From a business point of view, I think the only case where you can justify a no refund policy is when you have a high cost of sale, e.g. enterprise software that requires a lot of configuration. In that case you could include a non-refundable set-up fee that covers your costs, but still have a money back guarantee on the remainder of the purchase.

No doubt refund rates vary according to product type, price range, customer demographics, geographic market and a range of other factors. But , reading forums and talking to other vendors, the typical refund rate seems to be in the range 0.1% to 1%. If your rate is much above 1%, perhaps there is a problem with your product you need to address? If your rate is much less than 0.1%, perhaps you aren’t marketing your product aggressively enough?

In the early days I found it hard not to see refund requests as an insult to my product. But now it really doesn’t bother me and I cheerfully make the refund. I just add the key to a ‘blacklist’ in the software so it won’t work in any future releases.  I don’t attempt to disable it in the current release. I don’t see implementing a ‘phone home’ strategy to make this work as being a profitable use of my time.

In summary, by not giving a money back guarantee you might avoid a small number of customers cheating you. But I think you are very likely to be losing a lot more in chargebacks, missed sales, ill will and missed feedback than you save in fraudulent refunds. Try it. You can always revert back in the unlikely event that your refunds go up significantly more than your sales.
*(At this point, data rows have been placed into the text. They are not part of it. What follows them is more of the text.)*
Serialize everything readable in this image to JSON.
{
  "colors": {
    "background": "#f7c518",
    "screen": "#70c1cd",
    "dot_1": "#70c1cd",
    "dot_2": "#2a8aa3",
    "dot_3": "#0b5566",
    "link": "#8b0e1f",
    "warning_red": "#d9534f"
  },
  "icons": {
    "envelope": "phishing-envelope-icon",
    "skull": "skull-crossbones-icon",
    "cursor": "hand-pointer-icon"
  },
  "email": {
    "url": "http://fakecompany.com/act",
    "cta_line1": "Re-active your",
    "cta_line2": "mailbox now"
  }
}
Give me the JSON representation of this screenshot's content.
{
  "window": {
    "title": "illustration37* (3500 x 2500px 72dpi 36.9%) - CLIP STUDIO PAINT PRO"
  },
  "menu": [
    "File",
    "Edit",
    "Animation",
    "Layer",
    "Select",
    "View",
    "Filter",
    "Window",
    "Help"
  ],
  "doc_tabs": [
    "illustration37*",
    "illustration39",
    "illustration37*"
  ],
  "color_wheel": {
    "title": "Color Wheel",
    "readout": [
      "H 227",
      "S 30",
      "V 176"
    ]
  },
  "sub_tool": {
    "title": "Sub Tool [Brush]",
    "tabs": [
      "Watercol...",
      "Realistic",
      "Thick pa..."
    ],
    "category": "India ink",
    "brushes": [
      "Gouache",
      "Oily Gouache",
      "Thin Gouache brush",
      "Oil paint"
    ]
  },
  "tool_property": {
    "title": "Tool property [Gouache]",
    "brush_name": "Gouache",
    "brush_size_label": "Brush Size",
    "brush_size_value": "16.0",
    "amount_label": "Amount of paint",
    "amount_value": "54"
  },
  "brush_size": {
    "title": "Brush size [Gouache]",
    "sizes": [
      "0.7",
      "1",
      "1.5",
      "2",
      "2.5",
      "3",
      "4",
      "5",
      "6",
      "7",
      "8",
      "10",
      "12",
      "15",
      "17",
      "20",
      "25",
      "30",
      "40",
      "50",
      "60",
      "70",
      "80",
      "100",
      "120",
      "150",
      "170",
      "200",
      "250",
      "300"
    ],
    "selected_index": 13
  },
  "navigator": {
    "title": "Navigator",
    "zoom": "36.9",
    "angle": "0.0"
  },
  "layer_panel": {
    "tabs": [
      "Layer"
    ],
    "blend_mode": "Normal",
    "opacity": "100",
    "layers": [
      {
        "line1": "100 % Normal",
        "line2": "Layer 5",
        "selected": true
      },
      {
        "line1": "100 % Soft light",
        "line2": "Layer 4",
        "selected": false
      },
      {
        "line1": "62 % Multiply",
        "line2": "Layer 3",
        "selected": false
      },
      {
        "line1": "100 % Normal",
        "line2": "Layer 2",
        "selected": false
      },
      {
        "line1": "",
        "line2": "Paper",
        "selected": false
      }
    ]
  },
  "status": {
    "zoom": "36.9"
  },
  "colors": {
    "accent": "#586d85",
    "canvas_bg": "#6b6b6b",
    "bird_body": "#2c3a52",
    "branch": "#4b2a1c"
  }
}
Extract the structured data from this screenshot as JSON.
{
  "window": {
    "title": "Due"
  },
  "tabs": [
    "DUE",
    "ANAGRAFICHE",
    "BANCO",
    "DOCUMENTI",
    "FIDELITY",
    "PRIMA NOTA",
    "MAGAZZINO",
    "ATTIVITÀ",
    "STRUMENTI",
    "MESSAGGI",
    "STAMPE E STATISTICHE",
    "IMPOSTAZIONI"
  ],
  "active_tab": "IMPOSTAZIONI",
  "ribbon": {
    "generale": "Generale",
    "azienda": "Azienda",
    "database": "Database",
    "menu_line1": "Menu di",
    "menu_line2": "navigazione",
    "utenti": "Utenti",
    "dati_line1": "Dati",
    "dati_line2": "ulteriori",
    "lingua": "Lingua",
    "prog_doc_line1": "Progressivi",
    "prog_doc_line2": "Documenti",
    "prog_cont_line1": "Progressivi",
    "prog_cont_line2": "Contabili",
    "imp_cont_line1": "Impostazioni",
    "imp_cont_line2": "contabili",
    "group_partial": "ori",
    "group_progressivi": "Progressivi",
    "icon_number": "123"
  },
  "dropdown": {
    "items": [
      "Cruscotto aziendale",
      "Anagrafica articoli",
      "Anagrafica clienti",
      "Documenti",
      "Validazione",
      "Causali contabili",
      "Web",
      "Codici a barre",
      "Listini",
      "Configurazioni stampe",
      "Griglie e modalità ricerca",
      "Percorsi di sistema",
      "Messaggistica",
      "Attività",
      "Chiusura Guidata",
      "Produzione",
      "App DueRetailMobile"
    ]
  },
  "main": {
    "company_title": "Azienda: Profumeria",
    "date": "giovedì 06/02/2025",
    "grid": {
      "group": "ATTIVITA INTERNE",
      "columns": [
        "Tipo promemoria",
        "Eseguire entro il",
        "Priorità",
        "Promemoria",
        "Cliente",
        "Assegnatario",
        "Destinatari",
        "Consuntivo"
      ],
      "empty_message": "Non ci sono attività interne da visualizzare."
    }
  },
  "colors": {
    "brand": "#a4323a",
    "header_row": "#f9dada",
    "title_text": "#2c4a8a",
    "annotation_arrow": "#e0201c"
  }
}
And if you have a money back guarantee you should shout about it on your website. Having a money back guarantee and not advertising it prominently seems like the worst of all worlds to me.

Interview for Shareware Radio

Mike Dulin has just uploaded an MP3 of an interview we did at SIC 2009 for Sharewareradio.com. In the 15 minutes we discuss marketing, how I got started with PerfectTablePlan, ads, the wedding industry, newsletters, the ASP, this blog and more. There are some problems with the recording levels, but hopefully that doesn’t detract too much.